Something magical happens every time it starts raining in Tokyo. Convenience store entrances sprout umbrellas, store clerks dream umbrella bags into being, and commuters flock to their retail venue of choice to shelter from the rain, and to equip themselves for the journey home.
To my simple mind, this is one of the most purposeful and delightful demonstrations of User Experience Design.
By placing umbrellas at the front of the store when it rains - companies benefit from increased umbrella sales (and the halo effect which I suppose means they probably sell more fried chicken when it rains too) and customers benefit by getting home dry. It isn’t creepy, it isn’t exploitative, it isn’t predatorial, it is a direct and immediate response to a clear and acute customer need. Would it be better or worse if the hardiness of umbrella matched the intensity of the weather, or if the style of umbrella took into account ones individual preference in precipitatorial fashion? What if the instructions on the umbrella were always in the language of the person the umbrella was being handed to? Now we’re describing a rain-based utopia of which we can only dream, one which we’d all agree would be a better world than the damp, wet-trousered version we must daily wade through. What if we take this same experience and applied it to how we build websites. Would it still be delightful, or would it be creepy?
When you visit Booking.com, we offer you a set of recommended destinations which we think are the ones you’re most likely to be interested in. We eye you up as you walk through our metaphorical front door, and then we rush out back to the store room to bring forth those products which we think you came here to buy. We don’t always get it right (unless you’re that one guy in Lille who only ever travels to Paris), but our intention is to always give you the best possible experience, which means trying to alleviate as much of the effort of finding a place to stay as we can. Is that creepy? Booking.com wins when our users book a place to stay, our users win when they find the perfect place for them. In this symbiosis of supply and demand, everyone wins when our recommendations are great.

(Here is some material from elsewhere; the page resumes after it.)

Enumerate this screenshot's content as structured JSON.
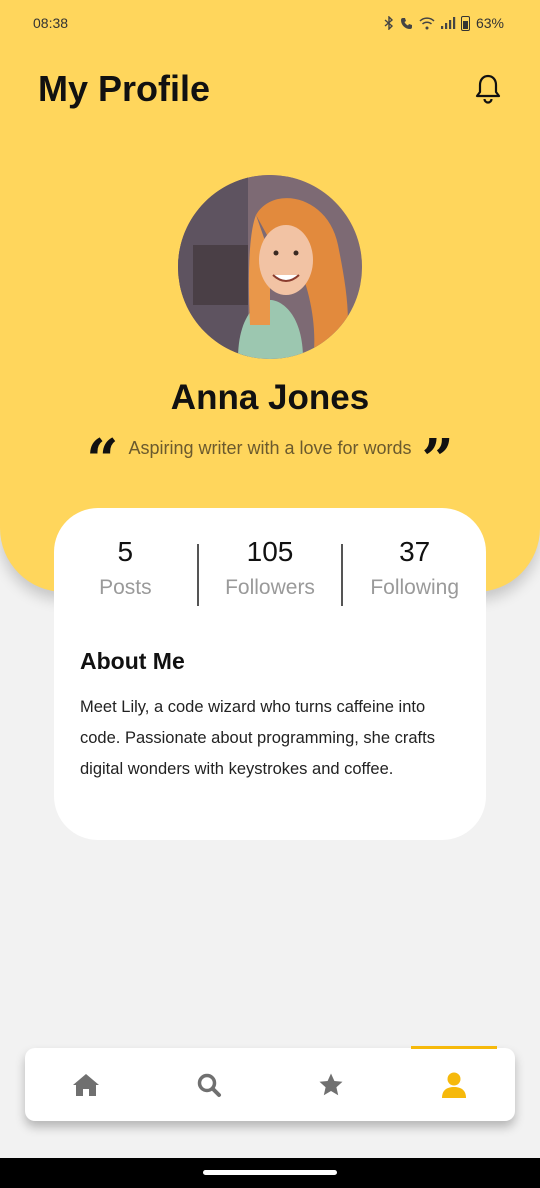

So then what drives the sentiment in the mainstream & tech media which tells us that techniques like the one I just outlined are creepy, that they’re invasions of our online privacy, or that they are forcing customers into a self-fulfilling spiral of personalisation - the Google Bubble. When Instagram followed in the footsteps of Twitter & Facebook in deploying an algorythmic ordering of the photo feed, users were in uproar. Beyond simple change aversion, users cited feeling like they were “missing out”, despite missing out being the core problem Instagram were trying to solve when they flipped the switch, to make sure people see the content they care about most, and less of the content which just so happens to be posted in the minutes before a user opened the app.
And yet whilst seeing a man appear with a fist-full of elongated plastic tubes in which to stuff your dripping brolly is a wonderful moment, launching a photo sharing app to see the photo your sister posted of your first-born niece 8 hours ago is regarded by many as a change for the worse.
So what drives this difference in reaction. Is it a mis-trust of tech companies, inspired perhaps by these kinds of stories - where what a company knows about a customer is used not to benefit both parties in the transaction - but to benefit only the seller. Convenience stores in Japan do not raise the prices of umbrellas when it starts raining, or when a mack user is walking by.
Maybe it is the general lack of knowledge around how the internet works in the minds of the average consumer. The language which describes the techniques tech companies use to tailor the user experience is the same language as spoken when referring to state surveillance programmes - tracking, cookies, fingerprinting. Can we expect customers to differentiate between bad-actors and good-actors leveraging the same technology and terminology. Can we expect customers to believe that a cookie placed on their machine by Amazon is placed their in service of making a subsequent visit better, and not just to harvest their data to be used against them?
Perhaps it is something more abstract than that - the lack of a human interaction to frame the personalisation, a person who reassures you with a ‘these shoes would look great on you’ as opposed to a chunk of UI which says ‘You bought X, you’ll probably like Y’.
It feels to me like we’re entering into an era of great paranoia on the web
Fuelled by nefarious companies operating in the grey areas of morality and ethics & nation states who boast surveillance programmes which would spook even the Stasi - but it means that those of us who operate anywhere on the web face a customer base suspicious about our intent and our integrity. Can we design around this problem and inspire confidence in the amiability of our algorithms? Do we have to wait for a post-privacy generation of consumers to come along without the physical store context driving their perceptions of retail and retail optimisation?